Last year the Graziers of High Blakey Moor applied to the Secretary of State for Environment, Food and Rural Affairs, via the Planning Inspectorate, for consent to fence the common. Westerdale Common is grazed by sheep and managed for grouse, and the fence was allegedly to prevent sheep straying. The fence would have been on open country between Danby and Rosedale. The minister’s consent is needed for works on common land.
We objected because the fence would be an eyesore in the national park and would exclude walkers and riders from the land where they have the right to go.
The landowner, British Horse Society, Ramblers, North York Moors National Park Authority, Natural England, Historic England and Danby Group Parish Council were among those who expressed concerns.
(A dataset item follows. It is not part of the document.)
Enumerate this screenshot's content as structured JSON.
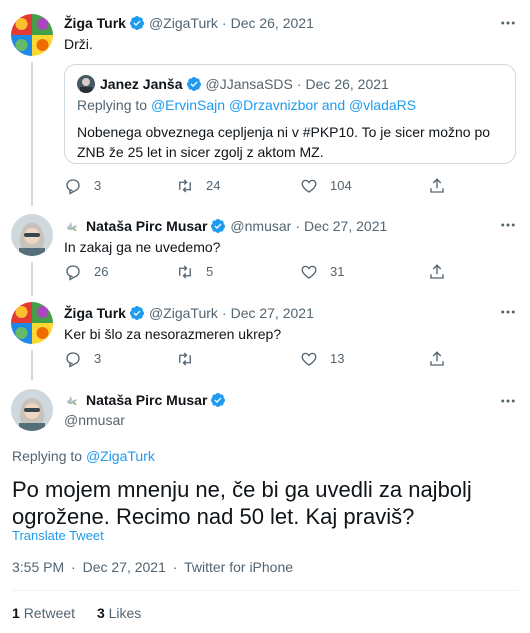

The planning inspector, Susan Doran, rejected the application. She considered that there were no potential benefits to nature conservation, and that the fencing would be visible in the open landscape. She believed that the graziers should follow the usual practice of hefting the sheep so that they remain in particular areas, with traffic management to reduce speeding along Blakey Road which runs across the common.
She concluded that the fence ‘would have a significantly detrimental effect on the character and openness of Westerdale Common’ and that the application ‘lacks factual evidence to support the reasons given for it’.
We are delighted with this outcome. We believe the fence would have been a physical and psychological barrier to walkers and riders and inappropriate across open country in a national park.